via Katexic

Listened A History of Electronic Music by an author

Here’s a podcast on the history of electronic music, suitably called A History Of Electronic Music.

I remember first listening to this podcast from Paul Sheeky years ago. In a series of episodes he charts some of the technology and movements. I returned to it recently spurred on by the work of Chris Beckstrom and the Melbourne Electronic Sound Studio (not that I have been). Along with the compilation OHM: Early Gurus of Electronic Music and the documentary Synth Britannia, this podcast is a great resource for appreciating the history associated with electronic music.
Listened I’m a Barbie girl in a digital world: Chips with Everything podcast from the Guardian

To celebrate 60 years of Barbie, Jordan Erica Webber looks back at some of the key moments in the history of the world-famous doll, and examines how Barbie became a representative of the tech world

In this exploration of the reimagining of Barbie in a digital world, there is discussion of what was created and how things might have been different if different choices had been made. A part of this intent is to explore alternatives for moving forward.

When we imagine different histories we can imagine different futures.

Listened Radio Edutalk 13-03-19 Ian Guest “Exploring teachers’ professional development with Twitter”
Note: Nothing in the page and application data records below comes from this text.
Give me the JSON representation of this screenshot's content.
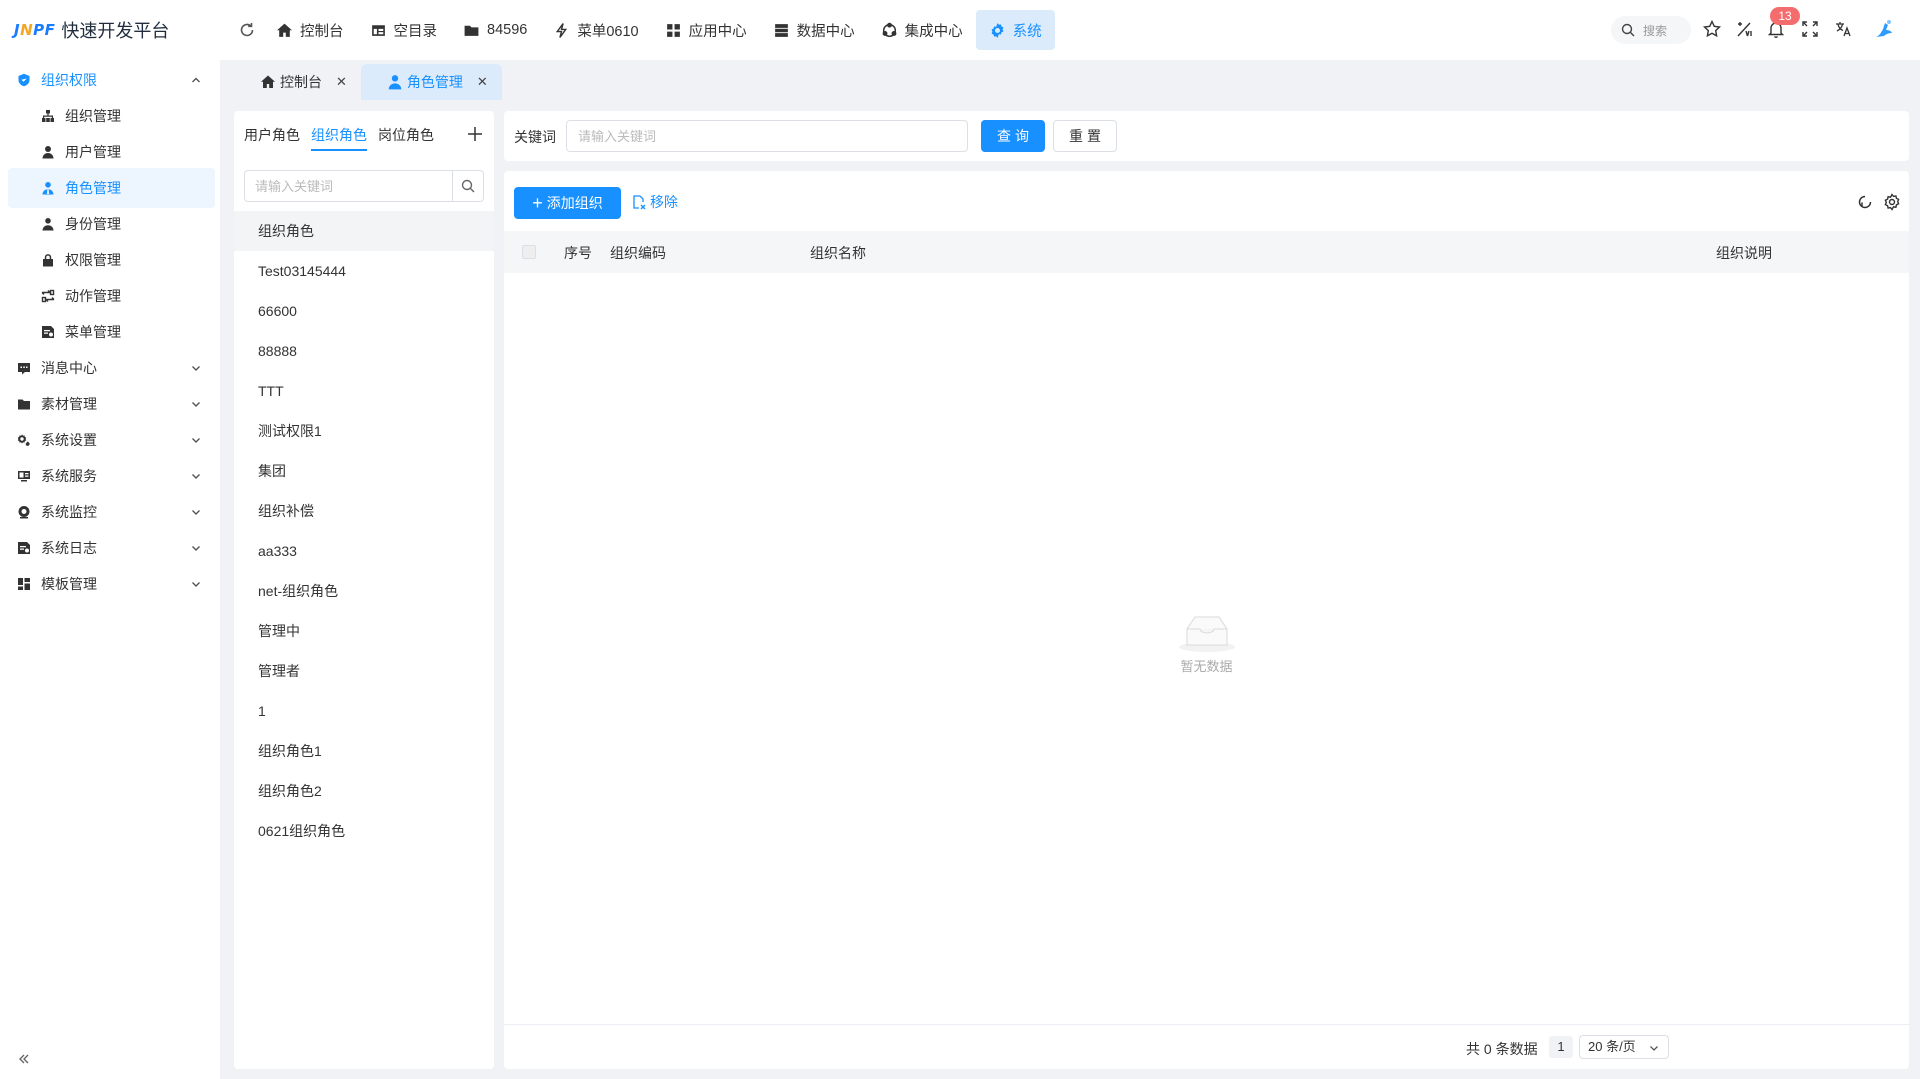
{
  "header": {
    "logo_mark": "JNPF",
    "logo_title": "快速开发平台",
    "nav": [
      {
        "label": "控制台",
        "icon": "home-icon"
      },
      {
        "label": "空目录",
        "icon": "dashboard-icon"
      },
      {
        "label": "84596",
        "icon": "folder-icon"
      },
      {
        "label": "菜单0610",
        "icon": "lightning-icon"
      },
      {
        "label": "应用中心",
        "icon": "grid-icon"
      },
      {
        "label": "数据中心",
        "icon": "database-icon"
      },
      {
        "label": "集成中心",
        "icon": "integration-icon"
      },
      {
        "label": "系统",
        "icon": "gear-icon",
        "active": true
      }
    ],
    "search_placeholder": "搜索",
    "notification_count": "13"
  },
  "sidebar": {
    "groups": [
      {
        "label": "组织权限",
        "icon": "shield-icon",
        "open": true
      },
      {
        "label": "消息中心",
        "icon": "message-icon"
      },
      {
        "label": "素材管理",
        "icon": "folder-icon"
      },
      {
        "label": "系统设置",
        "icon": "settings-icon"
      },
      {
        "label": "系统服务",
        "icon": "service-icon"
      },
      {
        "label": "系统监控",
        "icon": "monitor-icon"
      },
      {
        "label": "系统日志",
        "icon": "log-icon"
      },
      {
        "label": "模板管理",
        "icon": "template-icon"
      }
    ],
    "items": [
      {
        "label": "组织管理",
        "icon": "org-icon"
      },
      {
        "label": "用户管理",
        "icon": "user-icon"
      },
      {
        "label": "角色管理",
        "icon": "role-icon",
        "selected": true
      },
      {
        "label": "身份管理",
        "icon": "identity-icon"
      },
      {
        "label": "权限管理",
        "icon": "lock-icon"
      },
      {
        "label": "动作管理",
        "icon": "action-icon"
      },
      {
        "label": "菜单管理",
        "icon": "menu-icon"
      }
    ]
  },
  "tabs": [
    {
      "label": "控制台",
      "icon": "home-icon"
    },
    {
      "label": "角色管理",
      "icon": "role-icon",
      "active": true
    }
  ],
  "role_panel": {
    "tabs": [
      "用户角色",
      "组织角色",
      "岗位角色"
    ],
    "active_tab": "组织角色",
    "search_placeholder": "请输入关键词",
    "items": [
      "组织角色",
      "Test03145444",
      "66600",
      "88888",
      "TTT",
      "测试权限1",
      "集团",
      "组织补偿",
      "aa333",
      "net-组织角色",
      "管理中",
      "管理者",
      "1",
      "组织角色1",
      "组织角色2",
      "0621组织角色"
    ]
  },
  "query": {
    "keyword_label": "关键词",
    "keyword_placeholder": "请输入关键词",
    "search_button": "查询",
    "reset_button": "重置"
  },
  "table": {
    "add_button": "添加组织",
    "remove_button": "移除",
    "columns": [
      "序号",
      "组织编码",
      "组织名称",
      "组织说明"
    ],
    "empty_text": "暂无数据"
  },
  "pagination": {
    "total": "共 0 条数据",
    "page": "1",
    "page_size": "20 条/页"
  },
  "colors": {
    "primary": "#1890ff",
    "badge": "#f56c6c",
    "active_bg": "#dcebfc"
  }
}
Dr Ian Guest talking about his recent PHD “Exploring teachers’ professional development with Twitter”.

Another interesting discussion about Twitter summarising some of Ian Guest’s learnings associated with his PhD. Was nice to mentioned in regards to my involvement with the village.
Listened Can free public transport save our cities? from Radio National

Luxembourg is just about to make its public transport free. The first country (albeit a small one) to do so. But do the promises of a cleaner, less congested urban environment really stack-up?

In this edition of Future Tense, Antony Funnel looks at the positives and negatives to free public transport. This includes questions around accessibility, frequency and public value. He also wrote a pieces for ABC News, which can be found here.
Listened Beninese musician/activist/genius Angélique Kidjo has released a tribute to Talking Heads’ Remain in Light and IT. IS. FUCKING. AMAZING. from Boing Boing

Beninese musician/activist/genius Angélique Kidjo has released a tribute to Talking Heads’ Remain in Light and IT. IS. FUCKING. AMAZING.,Angélique Kidjo is a Beninese musician of enormous talent and repute (and three Grammys!); with 10 brilliant albums to her credit; album number ten is special, though: a tribute to Talking Heads…

It is always interesting to hear this reimagining of the Talking Heads. Kidjo both brings a new sound to the songs, as well as placing the music in a whole new context.